:: TASK OBJECTIVE ::
Copy all lines of the listing that include the string "content".

:: LISTED RECORDS ::
--- START ---
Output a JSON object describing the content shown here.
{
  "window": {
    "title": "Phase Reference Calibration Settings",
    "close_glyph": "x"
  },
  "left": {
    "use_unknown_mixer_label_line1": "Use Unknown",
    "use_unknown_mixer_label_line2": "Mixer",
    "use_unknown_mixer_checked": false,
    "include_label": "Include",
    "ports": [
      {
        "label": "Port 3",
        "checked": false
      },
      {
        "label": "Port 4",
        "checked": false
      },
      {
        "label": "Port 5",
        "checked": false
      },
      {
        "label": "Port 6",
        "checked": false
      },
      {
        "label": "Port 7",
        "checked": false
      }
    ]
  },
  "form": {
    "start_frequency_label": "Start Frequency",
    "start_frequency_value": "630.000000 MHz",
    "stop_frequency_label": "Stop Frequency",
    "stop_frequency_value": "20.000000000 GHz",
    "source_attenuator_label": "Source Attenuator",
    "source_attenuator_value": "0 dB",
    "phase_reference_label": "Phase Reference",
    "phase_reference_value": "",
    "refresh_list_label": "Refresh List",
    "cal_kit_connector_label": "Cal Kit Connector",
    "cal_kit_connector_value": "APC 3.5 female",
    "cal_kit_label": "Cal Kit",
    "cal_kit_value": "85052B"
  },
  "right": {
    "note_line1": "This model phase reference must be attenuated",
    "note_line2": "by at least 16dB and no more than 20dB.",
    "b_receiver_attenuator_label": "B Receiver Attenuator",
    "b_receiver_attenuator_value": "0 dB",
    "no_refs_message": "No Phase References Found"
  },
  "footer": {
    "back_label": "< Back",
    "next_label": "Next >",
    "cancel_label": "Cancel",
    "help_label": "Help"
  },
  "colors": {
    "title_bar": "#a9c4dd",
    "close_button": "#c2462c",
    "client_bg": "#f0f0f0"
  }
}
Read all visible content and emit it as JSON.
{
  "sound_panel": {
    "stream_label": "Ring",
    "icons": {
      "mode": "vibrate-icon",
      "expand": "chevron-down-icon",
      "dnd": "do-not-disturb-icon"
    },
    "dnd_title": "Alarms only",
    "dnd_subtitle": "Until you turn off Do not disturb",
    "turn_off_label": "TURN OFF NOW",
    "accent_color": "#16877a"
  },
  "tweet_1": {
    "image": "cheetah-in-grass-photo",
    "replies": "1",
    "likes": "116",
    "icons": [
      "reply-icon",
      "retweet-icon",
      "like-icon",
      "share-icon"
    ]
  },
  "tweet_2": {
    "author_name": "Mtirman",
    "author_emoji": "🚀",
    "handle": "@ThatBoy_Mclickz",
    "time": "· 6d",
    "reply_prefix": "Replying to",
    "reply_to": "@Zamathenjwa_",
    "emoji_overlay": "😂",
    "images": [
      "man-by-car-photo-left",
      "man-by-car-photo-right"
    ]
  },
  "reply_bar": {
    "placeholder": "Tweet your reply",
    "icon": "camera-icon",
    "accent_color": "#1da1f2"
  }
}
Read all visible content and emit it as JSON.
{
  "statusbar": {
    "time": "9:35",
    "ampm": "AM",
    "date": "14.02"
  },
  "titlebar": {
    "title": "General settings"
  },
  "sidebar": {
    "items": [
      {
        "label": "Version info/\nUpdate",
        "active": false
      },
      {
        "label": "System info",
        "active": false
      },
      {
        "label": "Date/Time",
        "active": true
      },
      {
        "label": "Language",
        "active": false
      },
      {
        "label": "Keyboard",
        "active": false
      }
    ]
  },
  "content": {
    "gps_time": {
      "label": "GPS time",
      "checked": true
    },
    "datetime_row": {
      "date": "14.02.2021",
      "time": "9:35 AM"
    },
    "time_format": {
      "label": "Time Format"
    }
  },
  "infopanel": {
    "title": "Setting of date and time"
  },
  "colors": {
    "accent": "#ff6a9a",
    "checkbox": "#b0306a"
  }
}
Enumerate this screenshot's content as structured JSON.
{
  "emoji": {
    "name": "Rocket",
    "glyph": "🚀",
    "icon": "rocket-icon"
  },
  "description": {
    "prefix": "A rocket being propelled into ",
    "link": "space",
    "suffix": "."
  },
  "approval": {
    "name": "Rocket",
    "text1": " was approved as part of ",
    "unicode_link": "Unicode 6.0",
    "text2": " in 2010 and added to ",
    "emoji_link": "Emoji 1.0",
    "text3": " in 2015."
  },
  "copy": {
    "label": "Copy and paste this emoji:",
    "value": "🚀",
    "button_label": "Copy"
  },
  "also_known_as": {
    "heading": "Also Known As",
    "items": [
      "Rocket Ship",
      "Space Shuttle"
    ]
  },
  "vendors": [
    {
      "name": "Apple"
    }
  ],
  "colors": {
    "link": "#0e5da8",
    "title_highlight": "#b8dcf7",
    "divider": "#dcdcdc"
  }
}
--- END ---
:: EXERCISE RESULT ::
Output a JSON object describing the content shown here.
Read all visible content and emit it as JSON.
Read all visible content and emit it as JSON.
  "content": {
Enumerate this screenshot's content as structured JSON.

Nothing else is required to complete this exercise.